George Geftakys a former Baptist minister has led an obscure group based in Fullerton, California called “the assembly” since 1971.

In 1992 this relatively small group, which has been called a “cult,” received attention within the book “Churches That Abuse,” by Ronald Enroth. Enroth is a professor of Sociology at Westmont College.

Geftakys drew his followers largely from college and university campuses within California. Many members stayed on for years raising their children within the group.

However, over the last three decades assembly members have been excommunicated, many walked away, while some were professionally “deprogrammed,” when concerned parents intervened.

Enroth quoted one member that concluded, “You don’t have a relationship with George unless George dominates.” And according to a “written code” the assembly’s work “is not conducted on the basis of democracy.”

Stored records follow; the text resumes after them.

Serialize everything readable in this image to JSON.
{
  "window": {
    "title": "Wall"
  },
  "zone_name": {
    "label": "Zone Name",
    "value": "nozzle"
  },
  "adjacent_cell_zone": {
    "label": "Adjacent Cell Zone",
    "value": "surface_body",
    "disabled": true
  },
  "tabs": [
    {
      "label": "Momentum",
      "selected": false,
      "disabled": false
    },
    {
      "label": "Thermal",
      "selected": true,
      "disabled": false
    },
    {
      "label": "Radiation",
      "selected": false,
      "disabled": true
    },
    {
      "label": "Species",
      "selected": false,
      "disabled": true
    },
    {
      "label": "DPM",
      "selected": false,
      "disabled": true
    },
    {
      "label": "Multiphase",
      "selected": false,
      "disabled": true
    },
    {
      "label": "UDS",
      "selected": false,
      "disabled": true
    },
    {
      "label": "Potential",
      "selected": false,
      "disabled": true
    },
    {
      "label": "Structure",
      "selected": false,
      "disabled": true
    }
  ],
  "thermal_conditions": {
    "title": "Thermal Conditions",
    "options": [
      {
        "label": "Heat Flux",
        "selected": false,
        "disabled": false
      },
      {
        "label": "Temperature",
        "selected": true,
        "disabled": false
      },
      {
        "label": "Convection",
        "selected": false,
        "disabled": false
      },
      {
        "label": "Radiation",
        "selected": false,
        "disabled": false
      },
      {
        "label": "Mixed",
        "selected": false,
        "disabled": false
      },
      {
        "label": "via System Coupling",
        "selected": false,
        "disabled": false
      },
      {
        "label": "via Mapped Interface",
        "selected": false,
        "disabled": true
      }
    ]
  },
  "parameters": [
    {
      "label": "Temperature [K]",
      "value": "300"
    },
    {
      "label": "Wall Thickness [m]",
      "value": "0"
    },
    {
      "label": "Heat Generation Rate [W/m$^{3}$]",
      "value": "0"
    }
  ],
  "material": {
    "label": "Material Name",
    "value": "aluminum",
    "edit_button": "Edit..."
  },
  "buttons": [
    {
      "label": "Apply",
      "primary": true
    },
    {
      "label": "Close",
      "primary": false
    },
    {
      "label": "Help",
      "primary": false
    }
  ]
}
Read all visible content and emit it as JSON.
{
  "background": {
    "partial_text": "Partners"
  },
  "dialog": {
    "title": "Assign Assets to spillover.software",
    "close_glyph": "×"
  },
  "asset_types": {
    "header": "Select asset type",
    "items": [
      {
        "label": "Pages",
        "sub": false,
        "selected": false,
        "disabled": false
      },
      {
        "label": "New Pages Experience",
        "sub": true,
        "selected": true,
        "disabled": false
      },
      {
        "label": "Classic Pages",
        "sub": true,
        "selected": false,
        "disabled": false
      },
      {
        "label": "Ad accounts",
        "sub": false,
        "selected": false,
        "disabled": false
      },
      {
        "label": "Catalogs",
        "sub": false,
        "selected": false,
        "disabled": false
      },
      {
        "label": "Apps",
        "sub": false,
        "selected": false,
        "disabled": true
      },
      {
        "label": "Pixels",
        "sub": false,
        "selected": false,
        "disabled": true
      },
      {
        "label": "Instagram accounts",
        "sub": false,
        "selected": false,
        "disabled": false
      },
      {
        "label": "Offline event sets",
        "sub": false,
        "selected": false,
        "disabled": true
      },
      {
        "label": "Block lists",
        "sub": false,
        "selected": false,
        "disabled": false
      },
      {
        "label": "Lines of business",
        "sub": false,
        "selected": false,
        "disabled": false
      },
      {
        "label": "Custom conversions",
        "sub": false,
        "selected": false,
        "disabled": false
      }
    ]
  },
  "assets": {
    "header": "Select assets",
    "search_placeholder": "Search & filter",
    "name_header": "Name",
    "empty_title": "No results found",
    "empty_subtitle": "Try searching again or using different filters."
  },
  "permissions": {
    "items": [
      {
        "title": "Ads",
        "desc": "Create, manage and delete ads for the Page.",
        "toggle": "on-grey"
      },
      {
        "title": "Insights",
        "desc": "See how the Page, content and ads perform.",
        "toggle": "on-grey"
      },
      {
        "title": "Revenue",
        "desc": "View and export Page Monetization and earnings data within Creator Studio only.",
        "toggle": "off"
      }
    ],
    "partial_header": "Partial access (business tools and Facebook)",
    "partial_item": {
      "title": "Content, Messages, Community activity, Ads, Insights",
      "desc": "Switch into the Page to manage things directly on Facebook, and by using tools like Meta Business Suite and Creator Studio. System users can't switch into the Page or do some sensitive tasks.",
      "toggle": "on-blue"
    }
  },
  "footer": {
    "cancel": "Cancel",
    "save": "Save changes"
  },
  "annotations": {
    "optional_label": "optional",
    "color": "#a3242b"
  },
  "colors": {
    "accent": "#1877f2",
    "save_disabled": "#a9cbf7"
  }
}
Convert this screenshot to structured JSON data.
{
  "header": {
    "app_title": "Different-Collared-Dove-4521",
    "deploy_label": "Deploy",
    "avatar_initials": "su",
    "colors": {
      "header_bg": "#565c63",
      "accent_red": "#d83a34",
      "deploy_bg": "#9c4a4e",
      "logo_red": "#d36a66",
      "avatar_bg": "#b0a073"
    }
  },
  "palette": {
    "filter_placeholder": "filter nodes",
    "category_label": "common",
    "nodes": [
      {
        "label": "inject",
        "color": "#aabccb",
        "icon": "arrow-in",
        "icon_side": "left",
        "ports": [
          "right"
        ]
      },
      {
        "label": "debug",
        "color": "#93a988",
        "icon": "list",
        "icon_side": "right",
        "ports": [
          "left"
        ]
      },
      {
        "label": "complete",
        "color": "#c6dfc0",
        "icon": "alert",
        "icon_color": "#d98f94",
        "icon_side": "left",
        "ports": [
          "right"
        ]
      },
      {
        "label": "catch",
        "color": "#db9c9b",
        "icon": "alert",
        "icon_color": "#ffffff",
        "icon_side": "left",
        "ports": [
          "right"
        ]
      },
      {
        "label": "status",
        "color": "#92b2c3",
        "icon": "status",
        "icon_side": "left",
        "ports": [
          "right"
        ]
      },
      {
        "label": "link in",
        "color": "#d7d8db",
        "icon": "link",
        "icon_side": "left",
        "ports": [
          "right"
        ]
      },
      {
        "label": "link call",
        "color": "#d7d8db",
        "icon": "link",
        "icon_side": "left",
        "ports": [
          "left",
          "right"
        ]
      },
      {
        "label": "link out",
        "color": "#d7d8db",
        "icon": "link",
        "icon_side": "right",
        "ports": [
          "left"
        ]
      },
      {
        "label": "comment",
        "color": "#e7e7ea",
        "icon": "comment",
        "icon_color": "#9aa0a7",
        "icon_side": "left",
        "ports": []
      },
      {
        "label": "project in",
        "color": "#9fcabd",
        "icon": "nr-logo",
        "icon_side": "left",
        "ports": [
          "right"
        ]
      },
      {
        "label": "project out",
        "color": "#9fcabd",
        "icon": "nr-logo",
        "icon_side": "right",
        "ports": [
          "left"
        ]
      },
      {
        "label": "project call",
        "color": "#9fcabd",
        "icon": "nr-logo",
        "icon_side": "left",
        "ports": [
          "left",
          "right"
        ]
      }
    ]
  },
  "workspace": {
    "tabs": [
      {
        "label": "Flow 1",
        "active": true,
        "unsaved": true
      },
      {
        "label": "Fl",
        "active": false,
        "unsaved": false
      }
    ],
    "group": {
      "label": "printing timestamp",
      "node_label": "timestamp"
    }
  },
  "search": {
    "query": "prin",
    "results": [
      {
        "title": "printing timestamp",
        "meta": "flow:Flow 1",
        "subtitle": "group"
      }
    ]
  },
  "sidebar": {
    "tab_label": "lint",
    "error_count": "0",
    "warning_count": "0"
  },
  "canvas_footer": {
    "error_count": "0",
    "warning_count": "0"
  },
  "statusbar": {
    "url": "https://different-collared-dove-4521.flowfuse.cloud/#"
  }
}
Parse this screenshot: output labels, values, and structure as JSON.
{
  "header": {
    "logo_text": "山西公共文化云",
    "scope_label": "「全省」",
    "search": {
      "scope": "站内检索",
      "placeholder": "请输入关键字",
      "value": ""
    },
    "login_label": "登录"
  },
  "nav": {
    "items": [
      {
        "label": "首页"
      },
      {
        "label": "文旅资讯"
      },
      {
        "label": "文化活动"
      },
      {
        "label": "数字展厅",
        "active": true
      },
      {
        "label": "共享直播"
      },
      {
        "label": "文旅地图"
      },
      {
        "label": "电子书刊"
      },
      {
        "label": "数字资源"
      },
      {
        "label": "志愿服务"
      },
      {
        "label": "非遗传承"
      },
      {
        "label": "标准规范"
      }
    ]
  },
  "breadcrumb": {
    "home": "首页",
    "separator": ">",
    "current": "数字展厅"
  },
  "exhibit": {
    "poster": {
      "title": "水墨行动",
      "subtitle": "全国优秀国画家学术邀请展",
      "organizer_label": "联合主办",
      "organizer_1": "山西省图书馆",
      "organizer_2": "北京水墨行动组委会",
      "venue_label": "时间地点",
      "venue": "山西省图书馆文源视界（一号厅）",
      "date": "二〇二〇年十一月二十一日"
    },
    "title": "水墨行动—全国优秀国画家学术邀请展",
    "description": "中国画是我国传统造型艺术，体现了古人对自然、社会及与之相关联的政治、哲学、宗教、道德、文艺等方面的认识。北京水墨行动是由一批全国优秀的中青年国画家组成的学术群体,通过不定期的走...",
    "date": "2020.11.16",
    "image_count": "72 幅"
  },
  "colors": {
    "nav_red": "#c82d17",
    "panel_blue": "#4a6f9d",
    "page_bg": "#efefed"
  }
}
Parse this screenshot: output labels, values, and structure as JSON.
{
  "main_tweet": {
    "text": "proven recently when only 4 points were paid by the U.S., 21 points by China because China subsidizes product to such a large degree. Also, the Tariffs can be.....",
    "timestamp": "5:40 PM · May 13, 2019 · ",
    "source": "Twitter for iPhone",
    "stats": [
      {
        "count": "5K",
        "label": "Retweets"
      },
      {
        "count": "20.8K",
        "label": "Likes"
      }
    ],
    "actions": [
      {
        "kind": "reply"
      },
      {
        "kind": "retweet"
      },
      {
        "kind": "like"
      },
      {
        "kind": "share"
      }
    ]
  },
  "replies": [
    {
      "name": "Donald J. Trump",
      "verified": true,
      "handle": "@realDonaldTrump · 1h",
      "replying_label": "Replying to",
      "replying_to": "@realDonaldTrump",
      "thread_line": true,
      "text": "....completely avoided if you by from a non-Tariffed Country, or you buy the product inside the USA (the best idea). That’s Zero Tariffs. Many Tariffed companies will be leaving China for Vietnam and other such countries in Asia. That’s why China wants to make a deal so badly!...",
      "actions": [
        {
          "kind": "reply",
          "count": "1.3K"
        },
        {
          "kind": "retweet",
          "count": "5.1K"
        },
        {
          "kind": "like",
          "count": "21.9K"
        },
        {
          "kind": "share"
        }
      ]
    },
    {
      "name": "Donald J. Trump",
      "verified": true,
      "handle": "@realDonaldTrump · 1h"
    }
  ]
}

George Geftakys effectively became a dictator. And the assembly in many ways became the Geftakys family business.

Then came the troubles.

First, George’s son David Geftakys, who had been given a comfortable salaried position in the group, was exposed as a wife beater and abusive father. Eventually, this behavior became a police concern and a matter of public record.

Geftakys struggled with this situation amidst escalating controversy within the group. It became increasingly difficult for the assembly leader to simultaneously uphold the group’s rigid rules, while his son broke them.

But far more serious concerns regarding George Geftakys’ own conduct are now an issue. Geftakys, who is married and in his seventies, has been exposed for what appears to be adultery and seeming sexual misconduct.

According to a posted statement attributed to assembly “elders and leading brothers in Fullerton” the fallen leader has now been excommunicated.

Their statement says, “The excommunication is for initiating, encouraging and engaging in immoral and unseemly relationships with several sisters for over the past 20 years.” And that Geftakys “repeatedly lied …and deceived …with regard to these relationships and continues to deny any responsibility for them.”

According to the statement “George Geftakys…is not welcome at the Lord’s Supper or at any assembly meeting or gathering until there is a full and complete clearing of these matters.” And “Due to our brother’s spiritual condition, we are also withdrawing all support for he and his wife’s personal needs.”

Can followers so easily dispossess and dethrone a “cult leader”?

Last year another purported “cult leader,” Kip McKean of the International Church of Christ, resigned from his role in what looked like a palace coup. But McKean is still receiving “support for…his…personal needs” and continues to work within the organization.

What will happen now to George Geftakys?

Will he accept his “excommunication,” or simply excommunicate those who have dared to question him?

And what will be done with any assembly assets? Is George entitled to something if he walks away into forced retirement?

A website run by a former member that was “excommunicated” himself keeps track of events within the assembly and allows former members to network through a message board.

It will be interesting to see how this story develops.

That is, what changes actually occur at the assembly and will some new form of leadership eventually replace the old regime? Will there be a new dictator, or will democratic reforms produce meaningful accountability? Maybe the group just fold?

Stay tuned.


no comment untill now

Sorry, comments closed.